Data records for software interfaces
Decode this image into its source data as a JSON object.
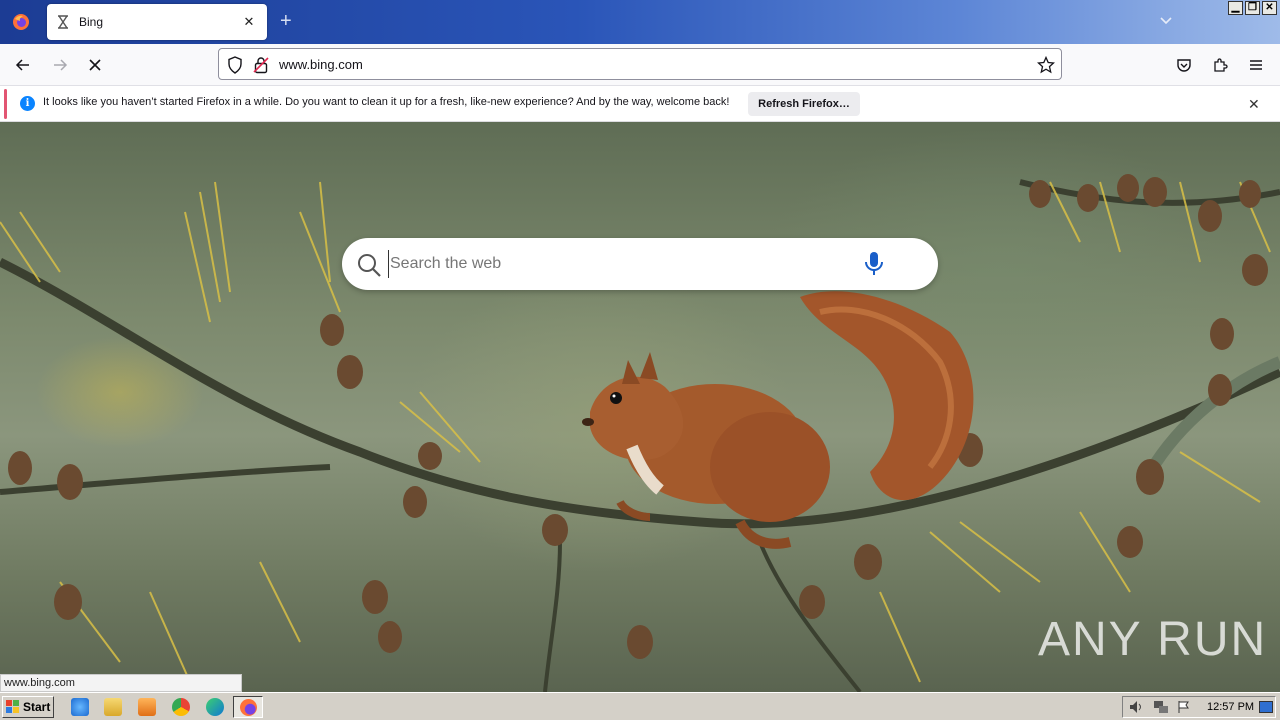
{
  "browser": {
    "tab": {
      "title": "Bing"
    },
    "url": "www.bing.com",
    "notification": {
      "message": "It looks like you haven’t started Firefox in a while. Do you want to clean it up for a fresh, like-new experience? And by the way, welcome back!",
      "button_label": "Refresh Firefox…"
    }
  },
  "page": {
    "search": {
      "placeholder": "Search the web"
    },
    "watermark": "ANY RUN",
    "status_url": "www.bing.com"
  },
  "taskbar": {
    "start_label": "Start",
    "clock": "12:57 PM"
  },
  "colors": {
    "accent": "#0a84ff",
    "notif_accent": "#e25572",
    "mic": "#1a5fc9"
  }
}
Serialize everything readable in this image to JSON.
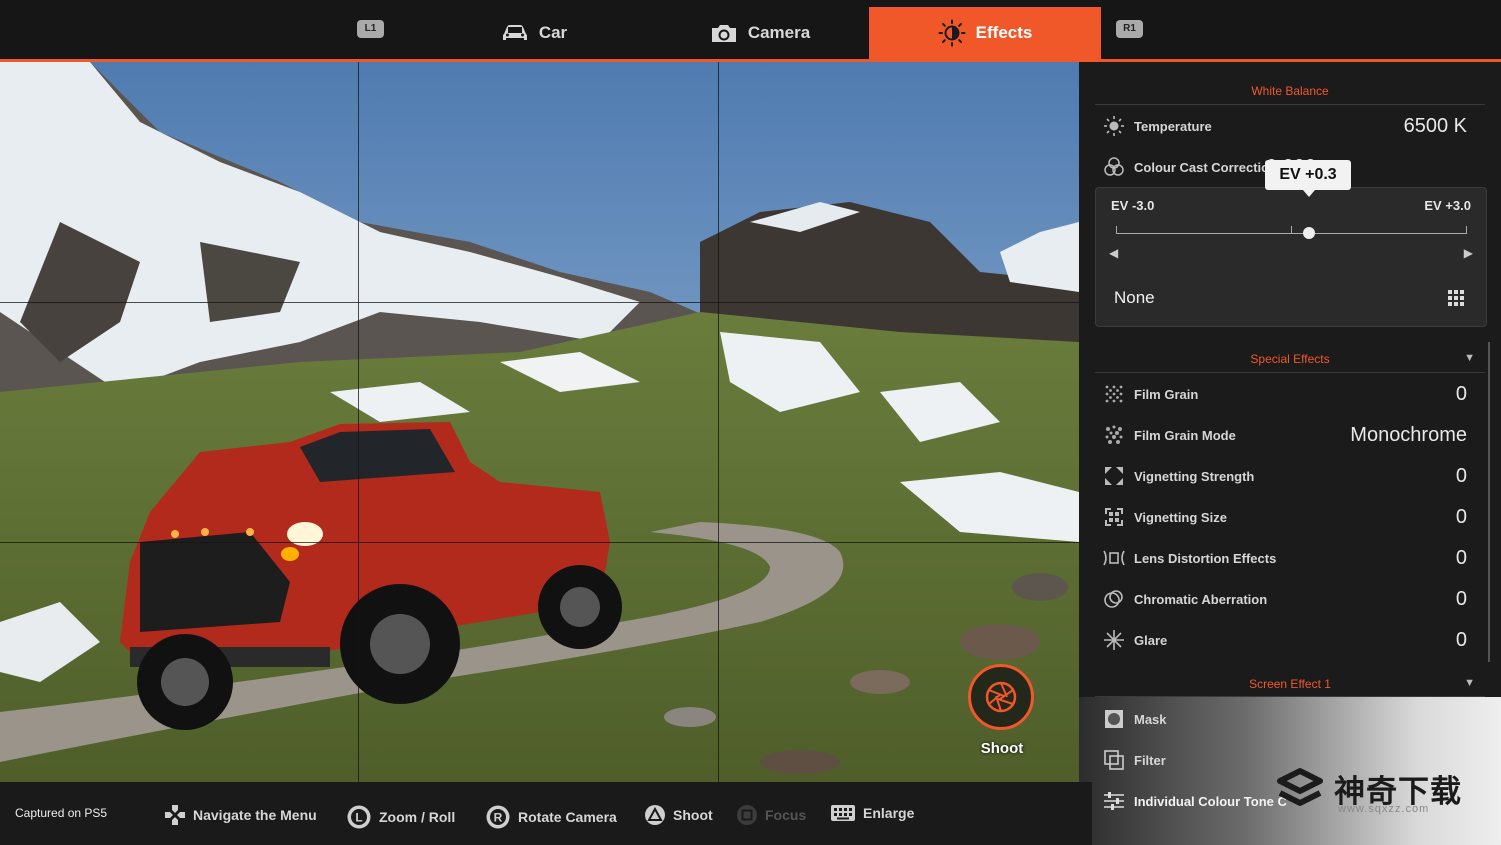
{
  "top_bar": {
    "left_button": "L1",
    "right_button": "R1",
    "tabs": [
      {
        "label": "Car",
        "icon": "car-icon",
        "active": false
      },
      {
        "label": "Camera",
        "icon": "camera-icon",
        "active": false
      },
      {
        "label": "Effects",
        "icon": "brightness-icon",
        "active": true
      }
    ]
  },
  "viewport": {
    "shoot_label": "Shoot"
  },
  "panel": {
    "white_balance": {
      "title": "White Balance",
      "items": [
        {
          "label": "Temperature",
          "value": "6500 K",
          "icon": "sun-icon"
        },
        {
          "label": "Colour Cast Correction",
          "value": "0.000",
          "icon": "color-circles-icon"
        }
      ]
    },
    "ev_popup": {
      "tooltip": "EV +0.3",
      "min_label": "EV -3.0",
      "max_label": "EV +3.0",
      "value": 0.3,
      "min": -3.0,
      "max": 3.0,
      "preset": "None"
    },
    "special_effects": {
      "title": "Special Effects",
      "items": [
        {
          "label": "Film Grain",
          "value": "0",
          "icon": "grain-icon"
        },
        {
          "label": "Film Grain Mode",
          "value": "Monochrome",
          "icon": "grain-mode-icon"
        },
        {
          "label": "Vignetting Strength",
          "value": "0",
          "icon": "vignette-strength-icon"
        },
        {
          "label": "Vignetting Size",
          "value": "0",
          "icon": "vignette-size-icon"
        },
        {
          "label": "Lens Distortion Effects",
          "value": "0",
          "icon": "lens-distortion-icon"
        },
        {
          "label": "Chromatic Aberration",
          "value": "0",
          "icon": "chromatic-icon"
        },
        {
          "label": "Glare",
          "value": "0",
          "icon": "glare-icon"
        }
      ]
    },
    "screen_effect": {
      "title": "Screen Effect 1",
      "items": [
        {
          "label": "Mask",
          "icon": "mask-icon"
        },
        {
          "label": "Filter",
          "icon": "filter-icon"
        },
        {
          "label": "Individual Colour Tone C",
          "icon": "sliders-icon"
        }
      ]
    }
  },
  "bottom_bar": {
    "captured": "Captured on PS5",
    "hints": [
      {
        "label": "Navigate the Menu",
        "icon": "dpad-icon",
        "enabled": true
      },
      {
        "label": "Zoom / Roll",
        "icon": "left-stick-icon",
        "enabled": true
      },
      {
        "label": "Rotate Camera",
        "icon": "right-stick-icon",
        "enabled": true
      },
      {
        "label": "Shoot",
        "icon": "triangle-icon",
        "enabled": true
      },
      {
        "label": "Focus",
        "icon": "square-icon",
        "enabled": false
      },
      {
        "label": "Enlarge",
        "icon": "keyboard-icon",
        "enabled": true
      }
    ]
  },
  "watermark": {
    "text": "神奇下载",
    "url": "www.sqxzz.com"
  },
  "colors": {
    "accent": "#f0582a",
    "panel_bg": "#1b1b1b",
    "topbar_bg": "#161616"
  }
}
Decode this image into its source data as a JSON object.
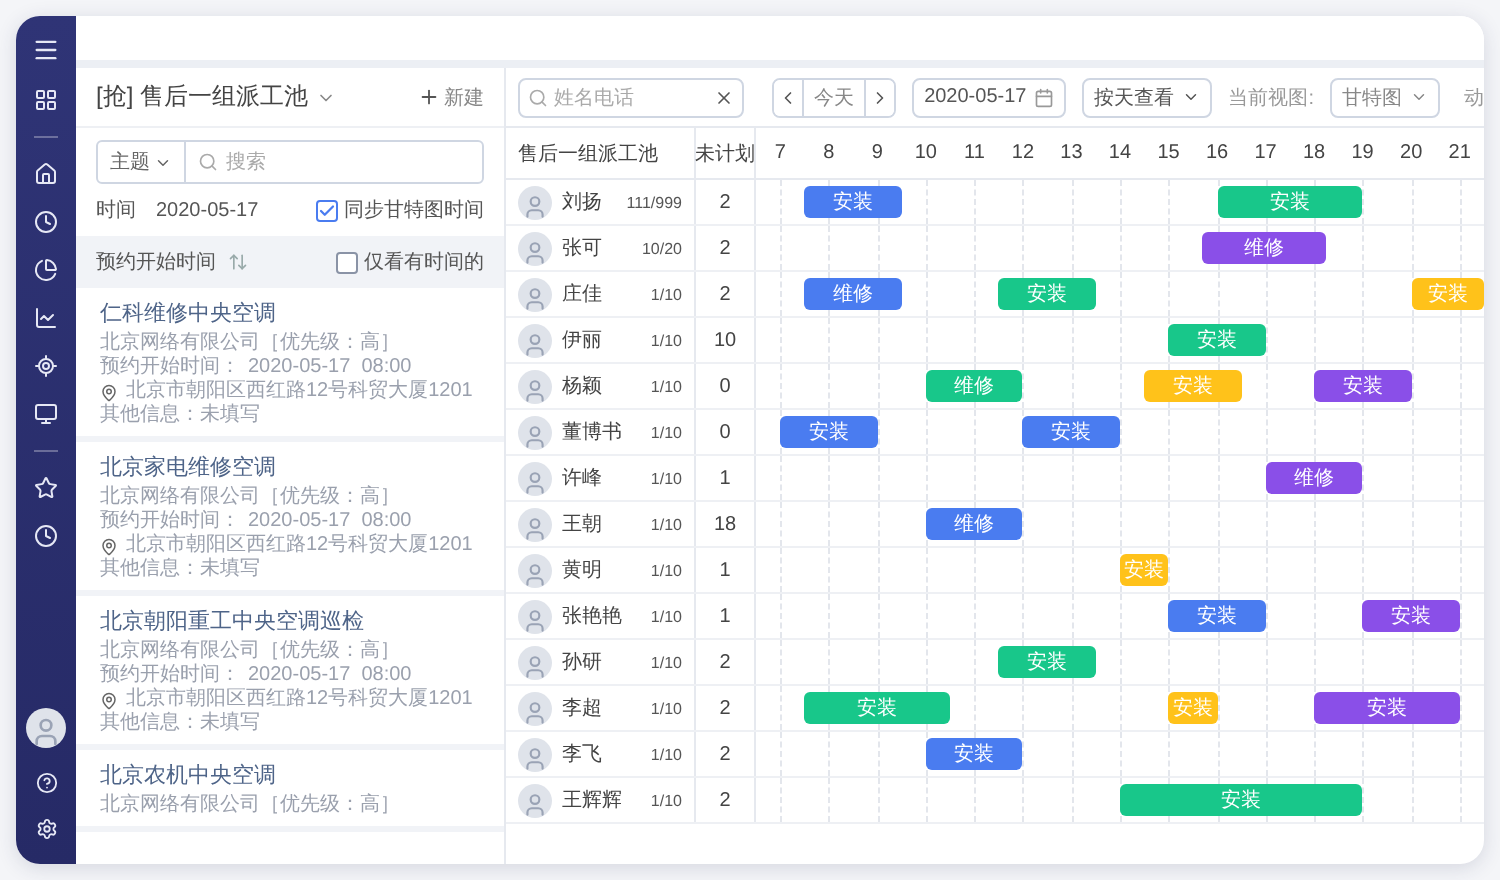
{
  "pool_panel": {
    "title": "[抢] 售后一组派工池",
    "new_button": "新建",
    "topic_select": "主题",
    "search_placeholder": "搜索",
    "time_label": "时间",
    "time_value": "2020-05-17",
    "sync_checkbox": {
      "label": "同步甘特图时间",
      "checked": true
    },
    "sort_label": "预约开始时间",
    "only_timed_checkbox": {
      "label": "仅看有时间的",
      "checked": false
    },
    "cards": [
      {
        "title": "仁科维修中央空调",
        "company": "北京网络有限公司［优先级：高］",
        "time_label": "预约开始时间：",
        "time": "2020-05-17  08:00",
        "address": "北京市朝阳区西红路12号科贸大厦1201",
        "other": "其他信息：未填写"
      },
      {
        "title": "北京家电维修空调",
        "company": "北京网络有限公司［优先级：高］",
        "time_label": "预约开始时间：",
        "time": "2020-05-17  08:00",
        "address": "北京市朝阳区西红路12号科贸大厦1201",
        "other": "其他信息：未填写"
      },
      {
        "title": "北京朝阳重工中央空调巡检",
        "company": "北京网络有限公司［优先级：高］",
        "time_label": "预约开始时间：",
        "time": "2020-05-17  08:00",
        "address": "北京市朝阳区西红路12号科贸大厦1201",
        "other": "其他信息：未填写"
      },
      {
        "title": "北京农机中央空调",
        "company": "北京网络有限公司［优先级：高］"
      }
    ]
  },
  "toolbar": {
    "search_placeholder": "姓名电话",
    "today_button": "今天",
    "date": "2020-05-17",
    "range_select": "按天查看",
    "view_label": "当前视图:",
    "view_select": "甘特图",
    "cut_text": "动"
  },
  "gantt": {
    "name_header": "售后一组派工池",
    "count_header": "未计划",
    "hours": [
      "7",
      "8",
      "9",
      "10",
      "11",
      "12",
      "13",
      "14",
      "15",
      "16",
      "17",
      "18",
      "19",
      "20",
      "21"
    ],
    "rows": [
      {
        "name": "刘扬",
        "quota": "111/999",
        "unplanned": "2",
        "tasks": [
          {
            "label": "安装",
            "color": "#4a7cf0"
          },
          {
            "label": "安装",
            "color": "#18c78a"
          }
        ]
      },
      {
        "name": "张可",
        "quota": "10/20",
        "unplanned": "2",
        "tasks": [
          {
            "label": "维修",
            "color": "#8a4fe8"
          }
        ]
      },
      {
        "name": "庄佳",
        "quota": "1/10",
        "unplanned": "2",
        "tasks": [
          {
            "label": "维修",
            "color": "#4a7cf0"
          },
          {
            "label": "安装",
            "color": "#18c78a"
          },
          {
            "label": "安装",
            "color": "#ffc21a"
          }
        ]
      },
      {
        "name": "伊丽",
        "quota": "1/10",
        "unplanned": "10",
        "tasks": [
          {
            "label": "安装",
            "color": "#18c78a"
          }
        ]
      },
      {
        "name": "杨颖",
        "quota": "1/10",
        "unplanned": "0",
        "tasks": [
          {
            "label": "维修",
            "color": "#18c78a"
          },
          {
            "label": "安装",
            "color": "#ffc21a"
          },
          {
            "label": "安装",
            "color": "#8a4fe8"
          }
        ]
      },
      {
        "name": "董博书",
        "quota": "1/10",
        "unplanned": "0",
        "tasks": [
          {
            "label": "安装",
            "color": "#4a7cf0"
          },
          {
            "label": "安装",
            "color": "#4a7cf0"
          }
        ]
      },
      {
        "name": "许峰",
        "quota": "1/10",
        "unplanned": "1",
        "tasks": [
          {
            "label": "维修",
            "color": "#8a4fe8"
          }
        ]
      },
      {
        "name": "王朝",
        "quota": "1/10",
        "unplanned": "18",
        "tasks": [
          {
            "label": "维修",
            "color": "#4a7cf0"
          }
        ]
      },
      {
        "name": "黄明",
        "quota": "1/10",
        "unplanned": "1",
        "tasks": [
          {
            "label": "安装",
            "color": "#ffc21a"
          }
        ]
      },
      {
        "name": "张艳艳",
        "quota": "1/10",
        "unplanned": "1",
        "tasks": [
          {
            "label": "安装",
            "color": "#4a7cf0"
          },
          {
            "label": "安装",
            "color": "#8a4fe8"
          }
        ]
      },
      {
        "name": "孙研",
        "quota": "1/10",
        "unplanned": "2",
        "tasks": [
          {
            "label": "安装",
            "color": "#18c78a"
          }
        ]
      },
      {
        "name": "李超",
        "quota": "1/10",
        "unplanned": "2",
        "tasks": [
          {
            "label": "安装",
            "color": "#18c78a"
          },
          {
            "label": "安装",
            "color": "#ffc21a"
          },
          {
            "label": "安装",
            "color": "#8a4fe8"
          }
        ]
      },
      {
        "name": "李飞",
        "quota": "1/10",
        "unplanned": "2",
        "tasks": [
          {
            "label": "安装",
            "color": "#4a7cf0"
          }
        ]
      },
      {
        "name": "王辉辉",
        "quota": "1/10",
        "unplanned": "2",
        "tasks": [
          {
            "label": "安装",
            "color": "#18c78a"
          }
        ]
      }
    ]
  }
}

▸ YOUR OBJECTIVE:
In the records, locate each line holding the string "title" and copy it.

▸ RESULT BELOW:
      "title": "Bing"
      "title": "White Balance",
      "title": "Special Effects",
      "title": "Screen Effect 1",
    "title": "[抢] 售后一组派工池",
        "title": "仁科维修中央空调",
        "title": "北京家电维修空调",
        "title": "北京朝阳重工中央空调巡检",
        "title": "北京农机中央空调",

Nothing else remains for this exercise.